  • Robert RENNICKS (1956-1998)
  • Paul Edward RENNICKS (1958-1983)
  • Baby Girl MACIEJEWSKI (1968-1968)

From 1929 to 1972, there were babies born to this generation almost every year:


Szczepanski bookSince I still had some of my old books about the Descendants of Martin and Anna Szczepański, I recently sent letters to 83 descendants whose addresses I was able to find in internet directories. A few I was unable to identify, especially in cases where more than one person of the approximate age used a similar name. I asked that families talk to each other and let me know if anyone would like a copy of the book. I have a limited number of copies left, and I would like to see them all in good homes!

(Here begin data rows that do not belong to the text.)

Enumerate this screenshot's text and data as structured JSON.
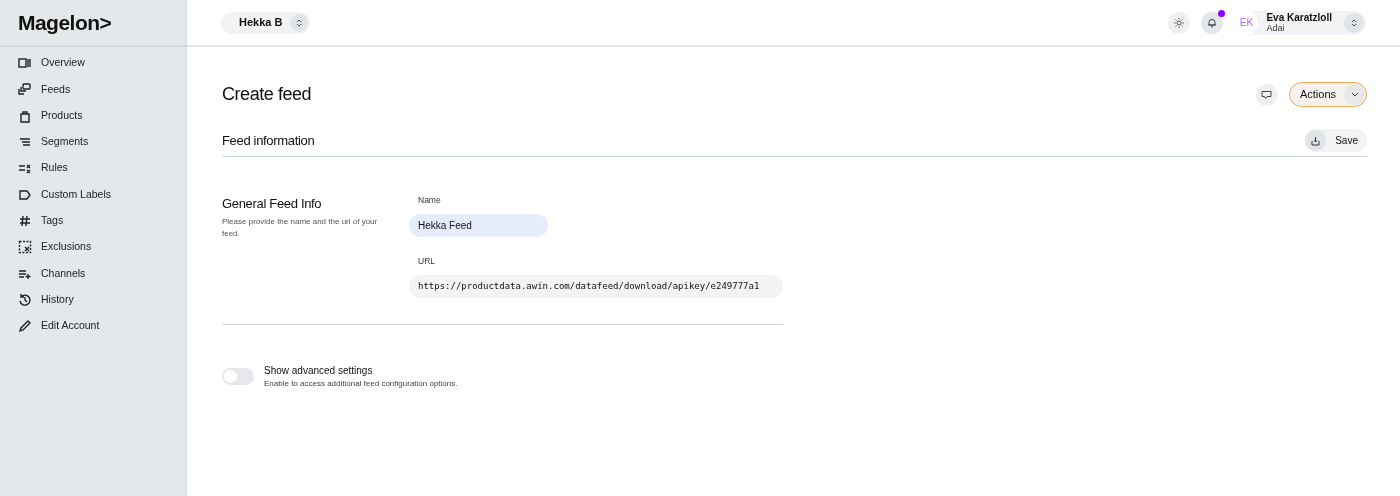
{
  "sidebar": {
    "logo": "Magelon>",
    "items": [
      {
        "label": "Overview"
      },
      {
        "label": "Feeds"
      },
      {
        "label": "Products"
      },
      {
        "label": "Segments"
      },
      {
        "label": "Rules"
      },
      {
        "label": "Custom Labels"
      },
      {
        "label": "Tags"
      },
      {
        "label": "Exclusions"
      },
      {
        "label": "Channels"
      },
      {
        "label": "History"
      },
      {
        "label": "Edit Account"
      }
    ]
  },
  "header": {
    "workspace": "Hekka B",
    "notification": true,
    "user": {
      "initials": "EK",
      "name": "Eva Karatzloll",
      "company": "Adai"
    }
  },
  "page": {
    "title": "Create feed",
    "actions_button": "Actions",
    "section_title": "Feed information",
    "save_button": "Save",
    "group": {
      "title": "General Feed Info",
      "description": "Please provide the name and the url of your feed.",
      "fields": [
        {
          "label": "Name",
          "value": "Hekka Feed",
          "focused": true,
          "mono": false
        },
        {
          "label": "URL",
          "value": "https://productdata.awin.com/datafeed/download/apikey/e249777a1",
          "focused": false,
          "mono": true
        }
      ]
    },
    "advanced": {
      "label": "Show advanced settings",
      "description": "Enable to access additional feed configuration options.",
      "on": false
    }
  }
}
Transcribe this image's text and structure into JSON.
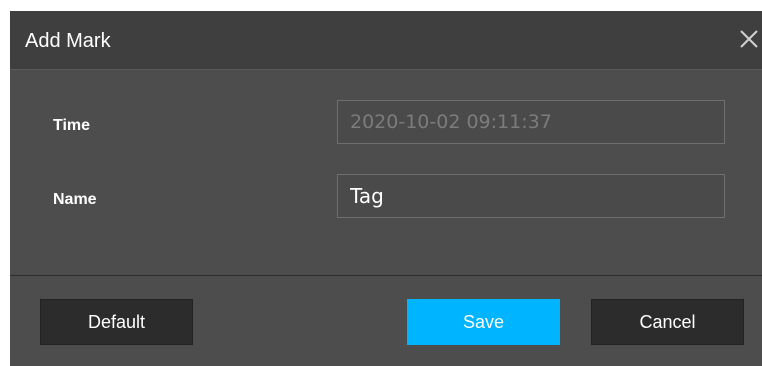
{
  "dialog": {
    "title": "Add Mark",
    "close_icon": "close-icon"
  },
  "form": {
    "time_label": "Time",
    "time_value": "2020-10-02 09:11:37",
    "name_label": "Name",
    "name_value": "Tag"
  },
  "buttons": {
    "default_label": "Default",
    "save_label": "Save",
    "cancel_label": "Cancel"
  },
  "colors": {
    "dialog_bg": "#4d4d4d",
    "titlebar_bg": "#3f3f3f",
    "accent": "#00b4ff",
    "button_bg": "#2c2c2c"
  }
}
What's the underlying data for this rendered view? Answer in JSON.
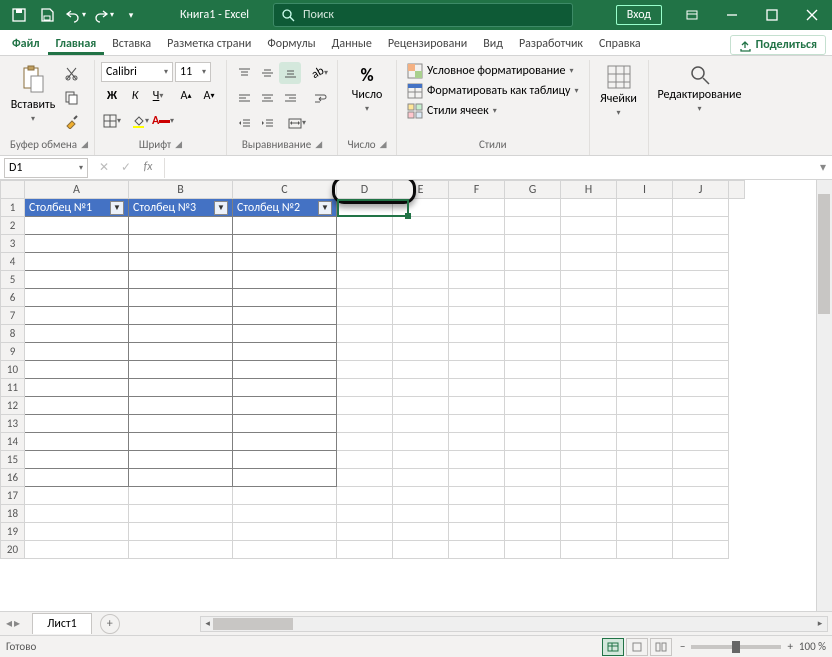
{
  "titlebar": {
    "title": "Книга1 - Excel",
    "search_placeholder": "Поиск",
    "signin": "Вход"
  },
  "tabs": {
    "file": "Файл",
    "home": "Главная",
    "insert": "Вставка",
    "pagelayout": "Разметка страни",
    "formulas": "Формулы",
    "data": "Данные",
    "review": "Рецензировани",
    "view": "Вид",
    "developer": "Разработчик",
    "help": "Справка",
    "share": "Поделиться"
  },
  "ribbon": {
    "clipboard": {
      "paste": "Вставить",
      "label": "Буфер обмена"
    },
    "font": {
      "name": "Calibri",
      "size": "11",
      "label": "Шрифт"
    },
    "alignment": {
      "label": "Выравнивание"
    },
    "number": {
      "big": "Число",
      "label": "Число"
    },
    "styles": {
      "cond": "Условное форматирование",
      "table": "Форматировать как таблицу",
      "cell": "Стили ячеек",
      "label": "Стили"
    },
    "cells": {
      "big": "Ячейки",
      "label": ""
    },
    "editing": {
      "big": "Редактирование",
      "label": ""
    }
  },
  "formulabar": {
    "namebox": "D1",
    "fx": "fx"
  },
  "grid": {
    "cols": [
      "A",
      "B",
      "C",
      "D",
      "E",
      "F",
      "G",
      "H",
      "I",
      "J"
    ],
    "headers": [
      "Столбец №1",
      "Столбец №3",
      "Столбец №2"
    ],
    "rows": 20,
    "tableRows": 16
  },
  "sheet": {
    "tab": "Лист1"
  },
  "status": {
    "ready": "Готово",
    "zoom": "100 %"
  }
}
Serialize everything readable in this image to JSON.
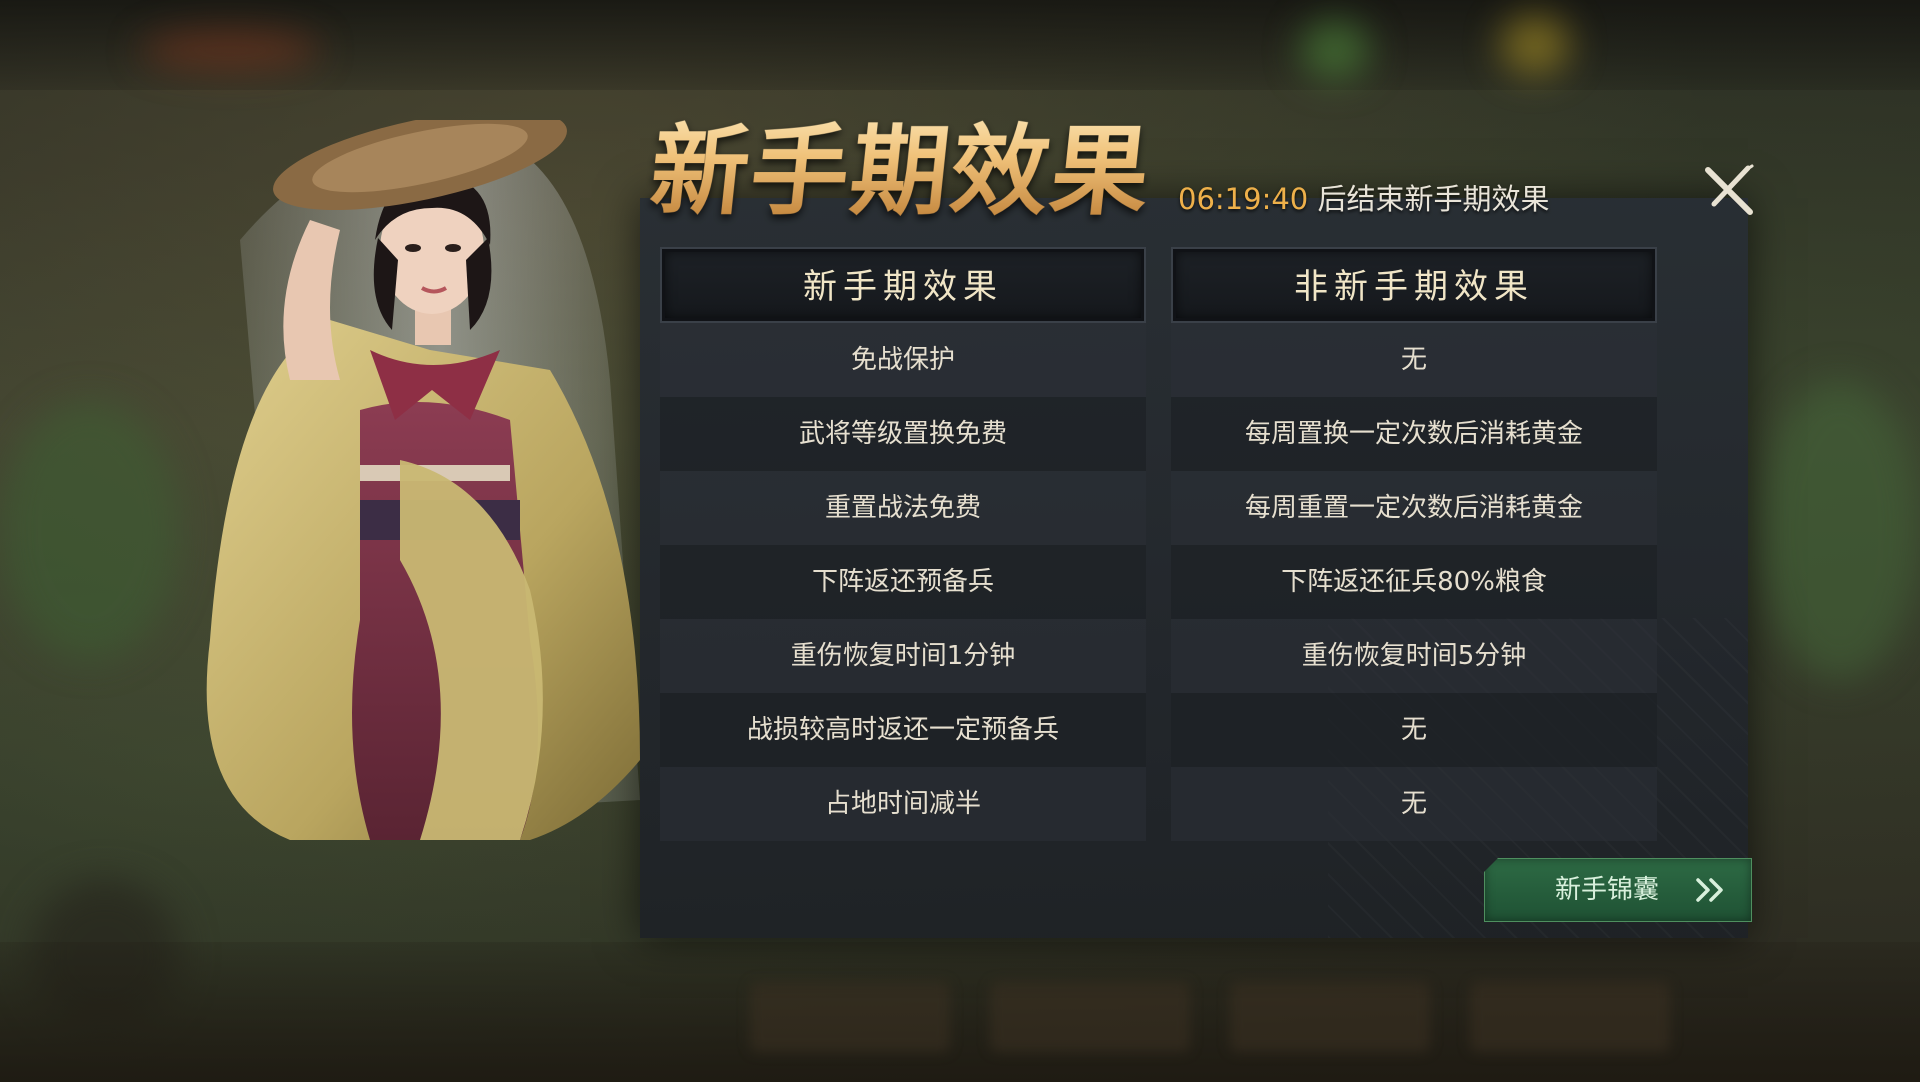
{
  "dialog": {
    "title": "新手期效果",
    "timer": "06:19:40",
    "timer_suffix": "后结束新手期效果"
  },
  "table": {
    "left_header": "新手期效果",
    "right_header": "非新手期效果",
    "rows": [
      {
        "newbie": "免战保护",
        "normal": "无"
      },
      {
        "newbie": "武将等级置换免费",
        "normal": "每周置换一定次数后消耗黄金"
      },
      {
        "newbie": "重置战法免费",
        "normal": "每周重置一定次数后消耗黄金"
      },
      {
        "newbie": "下阵返还预备兵",
        "normal": "下阵返还征兵80%粮食"
      },
      {
        "newbie": "重伤恢复时间1分钟",
        "normal": "重伤恢复时间5分钟"
      },
      {
        "newbie": "战损较高时返还一定预备兵",
        "normal": "无"
      },
      {
        "newbie": "占地时间减半",
        "normal": "无"
      }
    ]
  },
  "guide_button": {
    "label": "新手锦囊",
    "icon": "double-chevron-right-icon"
  },
  "close_button": {
    "icon": "close-icon"
  },
  "colors": {
    "title_gold": "#f0c27a",
    "timer_orange": "#eeb04a",
    "button_green": "#2d6a44",
    "panel_bg": "#282e34"
  }
}
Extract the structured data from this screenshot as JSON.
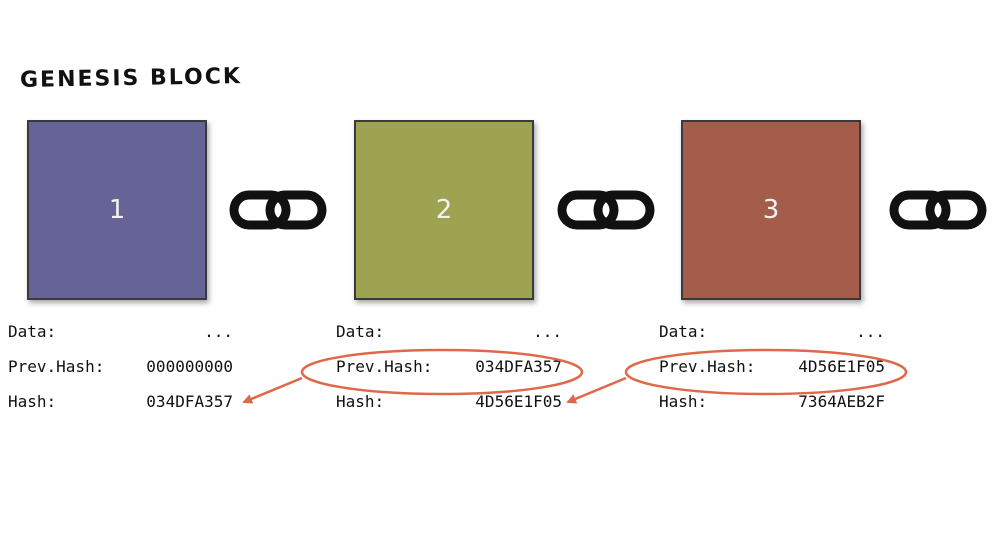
{
  "title": "GENESIS BLOCK",
  "colors": {
    "block_1": "#666497",
    "block_2": "#9da350",
    "block_3": "#a45d4a",
    "highlight": "#e0684a"
  },
  "blocks": [
    {
      "number": "1",
      "data_label": "Data:",
      "data_value": "...",
      "prev_label": "Prev.Hash:",
      "prev_value": "000000000",
      "hash_label": "Hash:",
      "hash_value": "034DFA357"
    },
    {
      "number": "2",
      "data_label": "Data:",
      "data_value": "...",
      "prev_label": "Prev.Hash:",
      "prev_value": "034DFA357",
      "hash_label": "Hash:",
      "hash_value": "4D56E1F05"
    },
    {
      "number": "3",
      "data_label": "Data:",
      "data_value": "...",
      "prev_label": "Prev.Hash:",
      "prev_value": "4D56E1F05",
      "hash_label": "Hash:",
      "hash_value": "7364AEB2F"
    }
  ],
  "icons": [
    "chain-link-icon",
    "chain-link-icon",
    "chain-link-icon"
  ]
}
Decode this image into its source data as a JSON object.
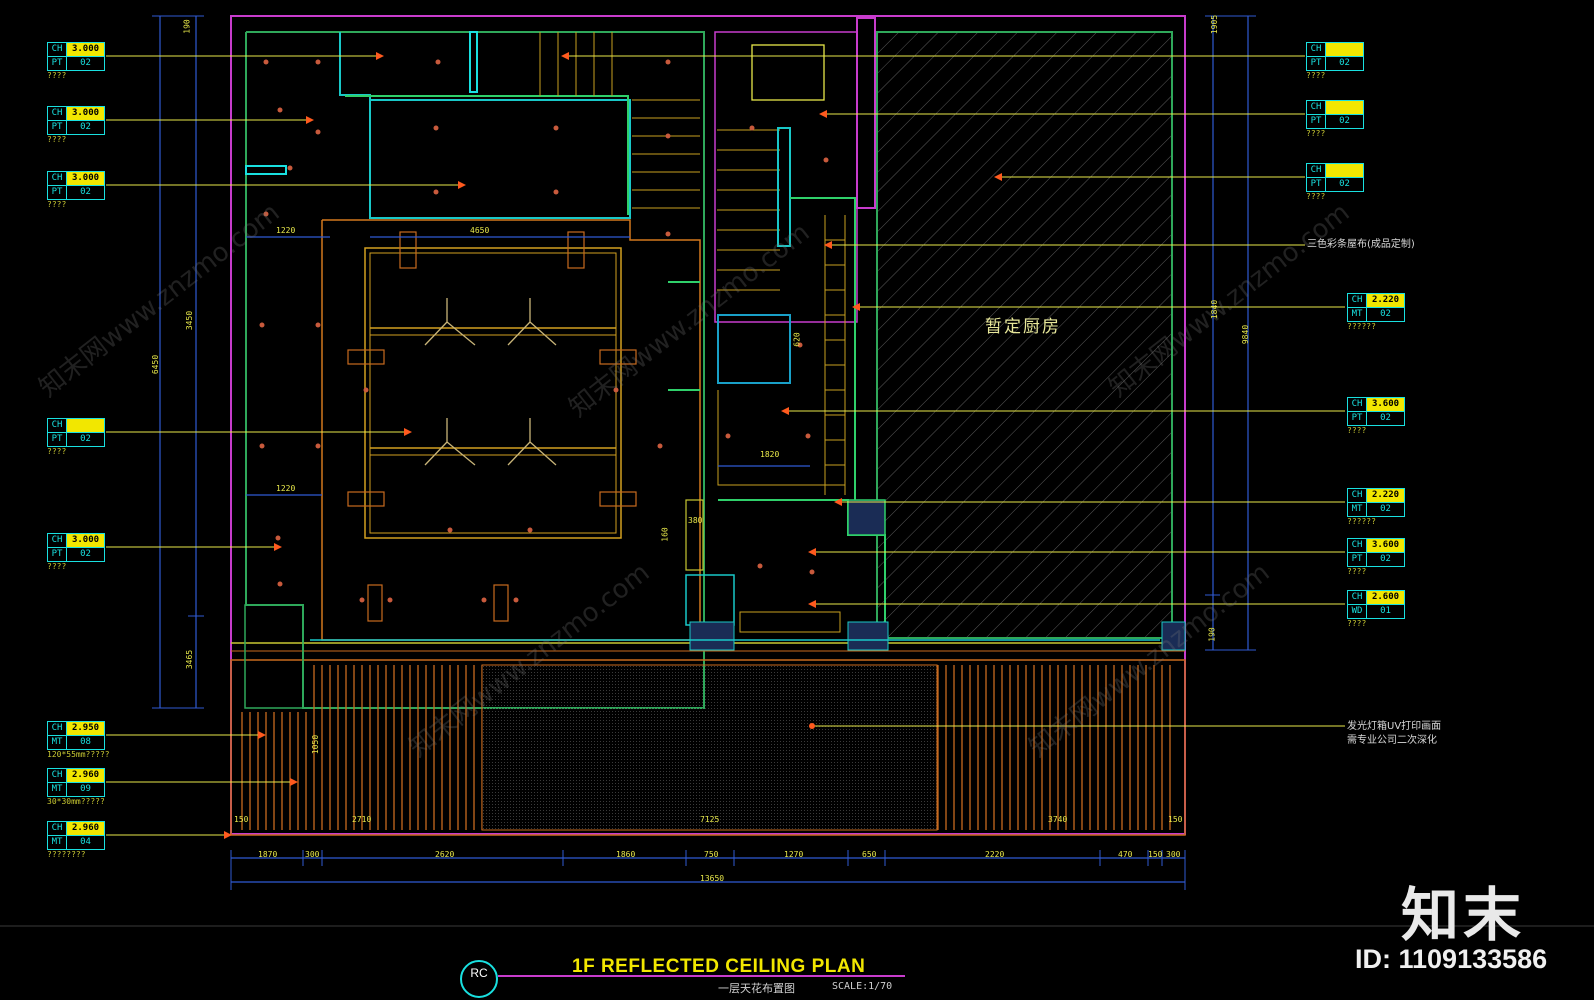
{
  "drawing": {
    "kitchen_label": "暂定厨房",
    "title": "1F REFLECTED CEILING PLAN",
    "subtitle": "一层天花布置图",
    "scale": "SCALE:1/70",
    "callout_symbol": "RC"
  },
  "brand": {
    "logo": "知末",
    "id_text": "ID: 1109133586",
    "watermark": "知末网www.znzmo.com"
  },
  "left_tags": [
    {
      "ch": "3.000",
      "mat": "PT",
      "code": "02",
      "note": "????"
    },
    {
      "ch": "3.000",
      "mat": "PT",
      "code": "02",
      "note": "????"
    },
    {
      "ch": "3.000",
      "mat": "PT",
      "code": "02",
      "note": "????"
    },
    {
      "ch": "",
      "mat": "PT",
      "code": "02",
      "note": "????"
    },
    {
      "ch": "3.000",
      "mat": "PT",
      "code": "02",
      "note": "????"
    },
    {
      "ch": "2.950",
      "mat": "MT",
      "code": "08",
      "note": "120*55mm?????"
    },
    {
      "ch": "2.960",
      "mat": "MT",
      "code": "09",
      "note": "30*30mm?????"
    },
    {
      "ch": "2.960",
      "mat": "MT",
      "code": "04",
      "note": "????????"
    }
  ],
  "right_tags": [
    {
      "ch": "",
      "mat": "PT",
      "code": "02",
      "note": "????"
    },
    {
      "ch": "",
      "mat": "PT",
      "code": "02",
      "note": "????"
    },
    {
      "ch": "",
      "mat": "PT",
      "code": "02",
      "note": "????"
    },
    {
      "ch": "2.220",
      "mat": "MT",
      "code": "02",
      "note": "??????"
    },
    {
      "ch": "3.600",
      "mat": "PT",
      "code": "02",
      "note": "????"
    },
    {
      "ch": "2.220",
      "mat": "MT",
      "code": "02",
      "note": "??????"
    },
    {
      "ch": "3.600",
      "mat": "PT",
      "code": "02",
      "note": "????"
    },
    {
      "ch": "2.600",
      "mat": "WD",
      "code": "01",
      "note": "????"
    }
  ],
  "right_notes": {
    "tricolor": "三色彩条屋布(成品定制)",
    "lightbox_line1": "发光灯箱UV打印画面",
    "lightbox_line2": "需专业公司二次深化"
  },
  "dimensions": {
    "bottom_chain": [
      "1870",
      "300",
      "2620",
      "1860",
      "750",
      "1270",
      "650",
      "2220",
      "470",
      "150",
      "300"
    ],
    "bottom_total": "13650",
    "strip_labels": [
      "150",
      "2710",
      "7125",
      "3740",
      "150"
    ],
    "left_overall": "6450",
    "left_parts": [
      "3450",
      "3465"
    ],
    "left_small": "380",
    "right_overall": "9840",
    "right_parts": [
      "1840",
      "1905",
      "190"
    ],
    "inner": [
      "1220",
      "4650",
      "1220",
      "1820",
      "620",
      "160",
      "1050"
    ],
    "top_left": "190"
  }
}
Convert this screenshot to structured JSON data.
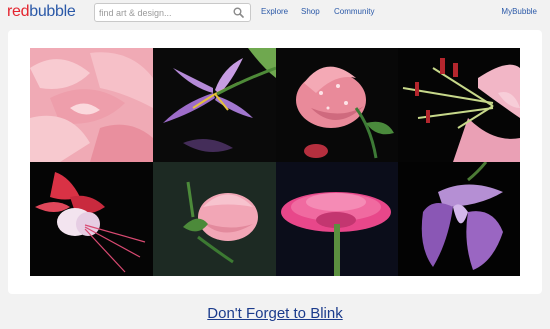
{
  "header": {
    "logo_part1": "red",
    "logo_part2": "bubble",
    "search_placeholder": "find art & design...",
    "nav": [
      {
        "label": "Explore"
      },
      {
        "label": "Shop"
      },
      {
        "label": "Community"
      }
    ],
    "account_label": "MyBubble"
  },
  "artwork": {
    "title": "Don't Forget to Blink",
    "tiles": [
      {
        "subject": "pink carnation petals",
        "bg": "#f3b4bd"
      },
      {
        "subject": "purple lily with reflection",
        "bg": "#0a0a0a"
      },
      {
        "subject": "pink rose with water drops",
        "bg": "#080808"
      },
      {
        "subject": "pink lily stamens",
        "bg": "#050505"
      },
      {
        "subject": "fuchsia flower",
        "bg": "#050505"
      },
      {
        "subject": "pink rose bud",
        "bg": "#1b2620"
      },
      {
        "subject": "pink gerbera daisy",
        "bg": "#090b18"
      },
      {
        "subject": "purple sweet pea",
        "bg": "#030303"
      }
    ]
  },
  "colors": {
    "brand_red": "#e4252f",
    "brand_blue": "#2b59a8",
    "link_blue": "#1b3b8c",
    "page_bg": "#f2f2f2"
  }
}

Although the data is not complete for the next generation, there were at least 169  children born between 1954 and the early 2000s. Michael was the most popular name, with 7 boys named Michael in the Wopperer, Wojciechowski, Mathews, Brimmer, Maciejewski, Voytovich, and Slawson families. Brian, James, Jeffrey, Mark, and Paul each had 4 boys with those names. Girls’ names were more diverse, although there were 3 girls with each of the names Emily, Jennifer, Mary, and Tanya. Here is the the list of names in the 5th  generation from Marcin and Anna and the frequency with which they occurred:


Please let me know if you have updates to the list!

Researching Family History

I have been researching my ancestors–the people without whom my sisters and I would not be here.Our father’s grandparents and father came to America from the German partition of Poland in the 1880s.

  • I recently connected with our second cousin on the Maciejewski side. Her grandfather, who used the name Louis Warner, and our grandfather Anthony Maciejewski were brothers. I will post about our great grandfather, Jan Maciejewski, and the place I think he came from. It has not been proven, but it’s an interesting story.
  • In 1997 I self-published a book about the Descendants of Martin and Anna Szczepanski.
  • Not much is known about the families of Veronica Lewandowski and Anna Kalinowski, our paternal great-grandmothers.

Our mother’s parents and grandmother, their siblings and cousins came through Ellis Island from the Russian partition of Poland in the 1910s. Some went back to Poland and returned to the United States in the 1920s and later. I am inspired by our grandmother, who traveled to a strange country not knowing the language at the age of 18, and made the journey again across the Atlantic as a young mother with three little ones.

  • The Skrok, Rzepka, and Szczepanski families were closely allied, both here and in the old country. So much so, that when our mom’s cousin John Kiec fell in love with their second cousin Pelagia (Pearl) Rzepka, she said it caused a family rift. The couple wanted to marry, but could not do so in the Roman Catholic Church. He was not listed with his siblings in his mother’s obituary in 1938! The couple was married in the Polish National Church in 1940. Our mom said that it was considered a sin to go near the Polish National Church or to have anything to do with “them.” Oh, the stories!
  • I was skeptical when Mom told me about her Szczepanski cousins from Russian Poland. However, I found multiple Rzepka marriages with these names in the parish in Wojciechowice in the late nineteenth century.
  • In the United States, the Mastykarz family is related to Kapuscinski, and the Solowski family is related to Witon.